COVID-19 Updates: For the most up-to-date information on accessing our services learn more here.

919 CHARLES ST | Property Record | Wisconsin Historical Society

Property Record


Architecture and History Inventory
919 CHARLES ST | Property Record | Wisconsin Historical Society
Reference Number:7126
Location (Address):919 CHARLES ST
Unincorporated Community:
Quarter Section:
Quarter/Quarter Section:
Year Built:1856
Additions: 1956
Survey Date:19862012
Historic Use:one to six room school
Architectural Style:Front Gabled
Structural System:
Wall Material:Clapboard
Other Buildings On Site:
Demolished Date:
National/State Register Listing Name: First Kindergarten
National Register Listing Date:2/23/1972
State Register Listing Date:1/1/1989
National Register Multiple Property Name:
Additional Information:A 'site file' exists for this property. It contains additional information such as correspondence, newspaper clippings, or historical information. It is a public record and may be viewed in person at the Wisconsin Historical Society, Division of Historic Preservation. Symmetrically designed facade; horizontal clapboards; two over two windows.

The first kindergarten program held in America was organized in the home of Margarethe Meyer Schurz in Watertown in 1856. Later, Schurz moved her classes to this building. Margarethe Meyer Schurz was a German who, in 1849, in Germany, attended a lecture series on education by Friedrich Froebel. He advocated a kindergarten program as an important first step in a new educational approach. In 1852, Margarethe Meyer was in London, assisting her sister in the operation of just such a kindergarten when she met Carl Schurz. They were married and came to the United States. In 1856, she and Schurz came to Watertown. In the fall of that year, Margarethe Schurz opened a Froebel-style kindergarten in her home for her daughter and daughter's cousins. Others wished to join and she moved her classes to this building that was at that time located on N. Second St. After a couple of years the Schurzs moved from Watertown and Carl Schurz went on to become an important German-American politician and government official. In failing health, there is no evidence to suggest that Margarethe Schurz held any other kindergarten classes in America but she is said to have promoted the idea to ther educators in the east. The kindergarten program did not become part of the elementary education until much later in the century, and until threatened with demolition in 1956, the site of the first kindergarten in America was little known. At that time the building was documented as the first kindergarten and moved to the grounds of the Richards' Octagon House where it was restored and is currently operated as part of the Octagon House museum and interpreted to the public.

The first kindergarten buliding is listed in the National register of Historic Places for national significance in the history of education. The location of the first kindergarten in America is significant because the kindergarten program has become, in the twentieth century, one of the foundations of the early childhood education movement. Aside from operating the first kindergarten classes in America, Schurz probably helped foster the moevment by her discussions with eastern educators who set up kindergartens later. Since the Schurz home was destroyed by fire, this building is the only resource remaining related to the first kindergarten in America. And, even though it had been moved, it still was listed on the National register because of its importance to the history of education in America.

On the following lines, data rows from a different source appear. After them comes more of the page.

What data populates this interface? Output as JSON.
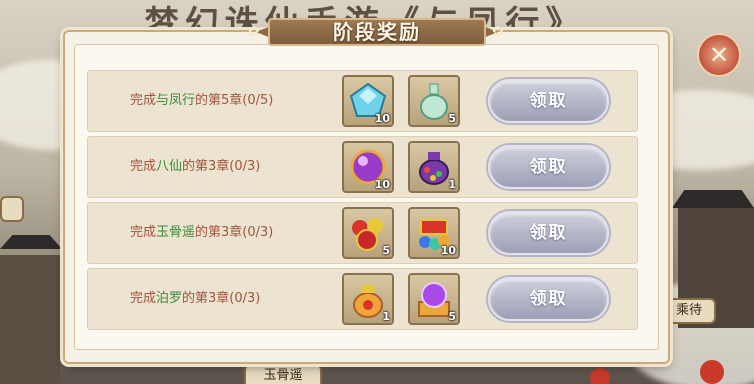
{
  "background": {
    "title": "梦幻诛仙手游·《与凤行》",
    "bottom_label": "玉骨遥",
    "right_label": "乘待"
  },
  "panel": {
    "title": "阶段奖励"
  },
  "rows": [
    {
      "prefix": "完成",
      "name": "与凤行",
      "mid": "的第5章(",
      "progress": "0/5",
      "suffix": ")",
      "rewards": [
        {
          "icon": "blue-gem-icon",
          "qty": "10"
        },
        {
          "icon": "jade-vase-icon",
          "qty": "5"
        }
      ],
      "claim_label": "领取"
    },
    {
      "prefix": "完成",
      "name": "八仙",
      "mid": "的第3章(",
      "progress": "0/3",
      "suffix": ")",
      "rewards": [
        {
          "icon": "purple-orb-icon",
          "qty": "10"
        },
        {
          "icon": "gift-pouch-icon",
          "qty": "1"
        }
      ],
      "claim_label": "领取"
    },
    {
      "prefix": "完成",
      "name": "玉骨遥",
      "mid": "的第3章(",
      "progress": "0/3",
      "suffix": ")",
      "rewards": [
        {
          "icon": "red-treasure-icon",
          "qty": "5"
        },
        {
          "icon": "gem-pile-icon",
          "qty": "10"
        }
      ],
      "claim_label": "领取"
    },
    {
      "prefix": "完成",
      "name": "泊罗",
      "mid": "的第3章(",
      "progress": "0/3",
      "suffix": ")",
      "rewards": [
        {
          "icon": "lucky-bag-icon",
          "qty": "1"
        },
        {
          "icon": "crystal-chest-icon",
          "qty": "5"
        }
      ],
      "claim_label": "领取"
    }
  ],
  "colors": {
    "accent_text": "#a2553e",
    "highlight_text": "#3a8a3a",
    "claim_button": "#a9abc0"
  }
}
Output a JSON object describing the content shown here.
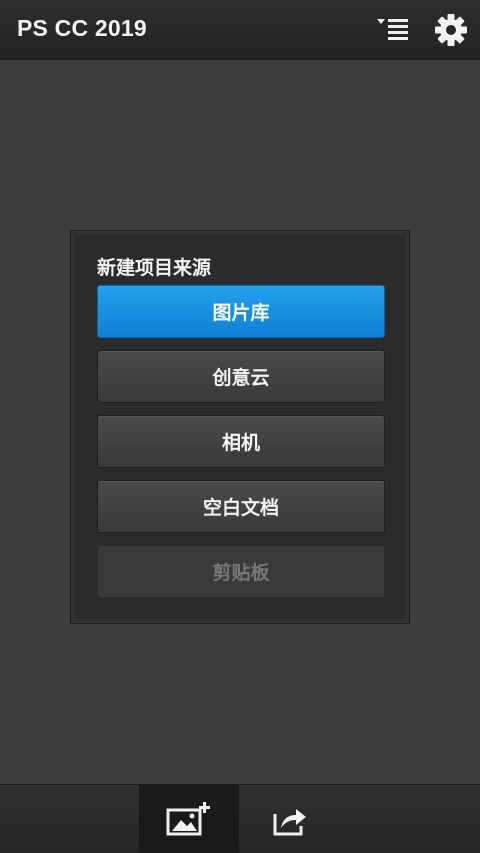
{
  "header": {
    "app_title": "PS CC 2019",
    "icons": [
      "list-menu-icon",
      "gear-icon"
    ]
  },
  "dialog": {
    "title": "新建项目来源",
    "options": [
      {
        "label": "图片库",
        "state": "selected"
      },
      {
        "label": "创意云",
        "state": "normal"
      },
      {
        "label": "相机",
        "state": "normal"
      },
      {
        "label": "空白文档",
        "state": "normal"
      },
      {
        "label": "剪贴板",
        "state": "disabled"
      }
    ]
  },
  "bottom_bar": {
    "icons": [
      "add-image-icon",
      "share-icon"
    ]
  },
  "colors": {
    "accent": "#1a8fe0",
    "background": "#3d3d3d",
    "bar": "#2a2a2a"
  }
}
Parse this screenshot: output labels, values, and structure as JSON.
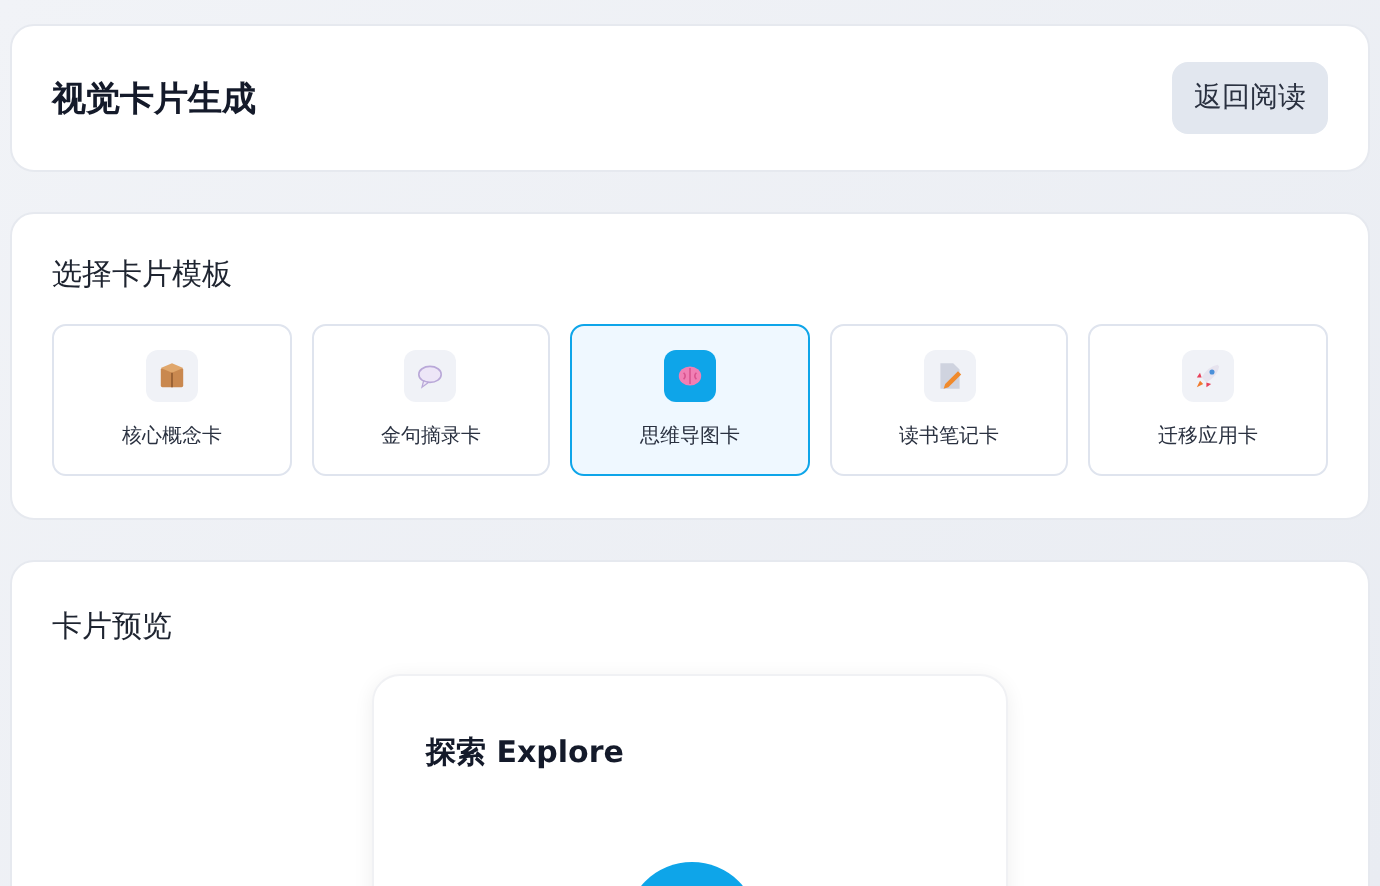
{
  "header": {
    "title": "视觉卡片生成",
    "back_button": "返回阅读"
  },
  "templates": {
    "title": "选择卡片模板",
    "items": [
      {
        "label": "核心概念卡",
        "selected": false
      },
      {
        "label": "金句摘录卡",
        "selected": false
      },
      {
        "label": "思维导图卡",
        "selected": true
      },
      {
        "label": "读书笔记卡",
        "selected": false
      },
      {
        "label": "迁移应用卡",
        "selected": false
      }
    ]
  },
  "preview": {
    "title": "卡片预览",
    "card_title": "探索 Explore"
  }
}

Moved in 1956 from its original site on North second Street, the First Kindergarten Building is a gable roofed frame building featuring boxed cornices, horizontal clapboadr siding and simple rectangular windows and doors. Approximately 18 ft. wide by 24 ft. long, the building once altered to make a storefront has been restored to its original appearance.

Although historically significant, the First Kindergarten Building is not architecturally significant. Moved to the grounds of the Octagon House Museum in 1956, this building was placed in the National Register in 1971.
Bibliographic References:(A) National Register Nomination, First Kindergarten in America, Files, Preservation Division, State Historical Society of Wisconsin. (B) Margarethe Meyer Schurz entry, Dictionary of Wisconsin Biography, Madison: State Historical Society of Wisconsin, 1960, pp. 320-321.
Wisconsin Architecture and History Inventory, State Historic Preservation Office, Wisconsin Historical Society, Madison, Wisconsin

Have Questions?

If you didn't find the record you were looking for, or have other questions about historic preservation, please email us and we can help:

If you have an update, correction, or addition to a record, please include this in your message:

  • AHI number
  • Information to be added or changed
  • Source information

Note: When providing a historical fact, such as the story of a historic event or the name of an architect, be sure to list your sources. We will only create or update a property record if we can verify a submission is factual and accurate.

How to Cite

For the purposes of a bibliography entry or footnote, follow this model:

Wisconsin Architecture and History Inventory Citation
Wisconsin Historical Society, Wisconsin Architecture and History Inventory, "Historic Name", "Town", "County", "State", "Reference Number".